TASK BRIEF:
From the data below, copy each line that includes the word "title".

(Items from an interface collection)
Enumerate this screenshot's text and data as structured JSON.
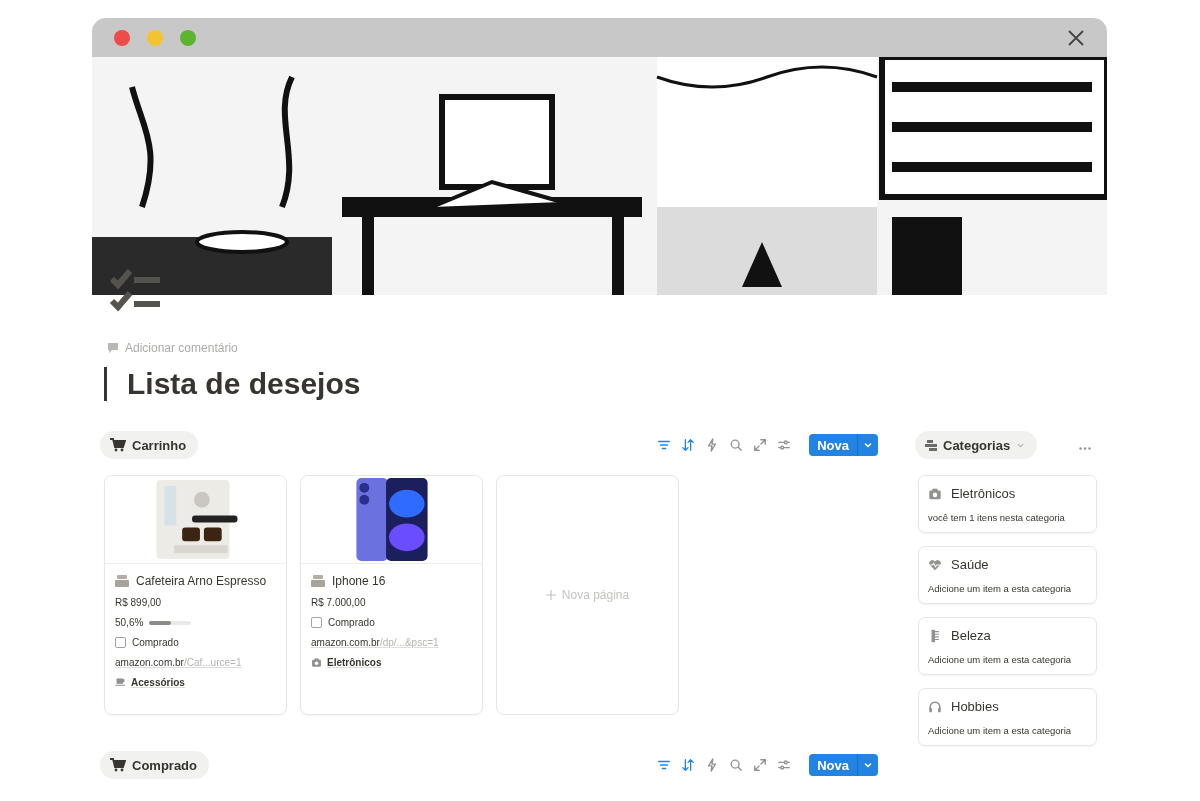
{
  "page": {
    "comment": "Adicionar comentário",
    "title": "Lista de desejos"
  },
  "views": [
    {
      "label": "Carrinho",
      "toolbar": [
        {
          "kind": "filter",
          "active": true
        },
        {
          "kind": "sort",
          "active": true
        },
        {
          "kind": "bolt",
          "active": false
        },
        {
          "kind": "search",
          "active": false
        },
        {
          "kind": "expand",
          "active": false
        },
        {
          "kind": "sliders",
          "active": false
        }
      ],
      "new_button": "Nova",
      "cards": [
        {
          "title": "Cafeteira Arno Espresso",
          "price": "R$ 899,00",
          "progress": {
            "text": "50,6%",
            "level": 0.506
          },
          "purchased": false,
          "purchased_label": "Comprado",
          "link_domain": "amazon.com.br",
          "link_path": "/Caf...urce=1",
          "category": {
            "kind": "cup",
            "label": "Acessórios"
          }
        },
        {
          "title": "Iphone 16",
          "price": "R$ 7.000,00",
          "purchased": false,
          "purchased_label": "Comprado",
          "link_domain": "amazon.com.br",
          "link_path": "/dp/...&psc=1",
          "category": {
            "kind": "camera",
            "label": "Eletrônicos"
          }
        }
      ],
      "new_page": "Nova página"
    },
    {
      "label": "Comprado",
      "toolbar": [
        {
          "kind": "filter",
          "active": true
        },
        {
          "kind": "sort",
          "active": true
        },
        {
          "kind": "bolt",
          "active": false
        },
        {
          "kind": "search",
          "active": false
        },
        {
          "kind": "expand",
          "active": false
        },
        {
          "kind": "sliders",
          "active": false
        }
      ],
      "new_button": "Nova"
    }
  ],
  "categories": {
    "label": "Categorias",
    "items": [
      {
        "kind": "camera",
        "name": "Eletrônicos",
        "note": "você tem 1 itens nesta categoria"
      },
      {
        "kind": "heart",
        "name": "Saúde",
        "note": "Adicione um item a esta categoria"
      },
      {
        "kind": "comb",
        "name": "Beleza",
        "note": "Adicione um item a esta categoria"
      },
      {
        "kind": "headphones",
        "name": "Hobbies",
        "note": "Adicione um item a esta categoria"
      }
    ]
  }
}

RESULT:
    "title": "Lista de desejos"
          "title": "Cafeteira Arno Espresso",
          "title": "Iphone 16",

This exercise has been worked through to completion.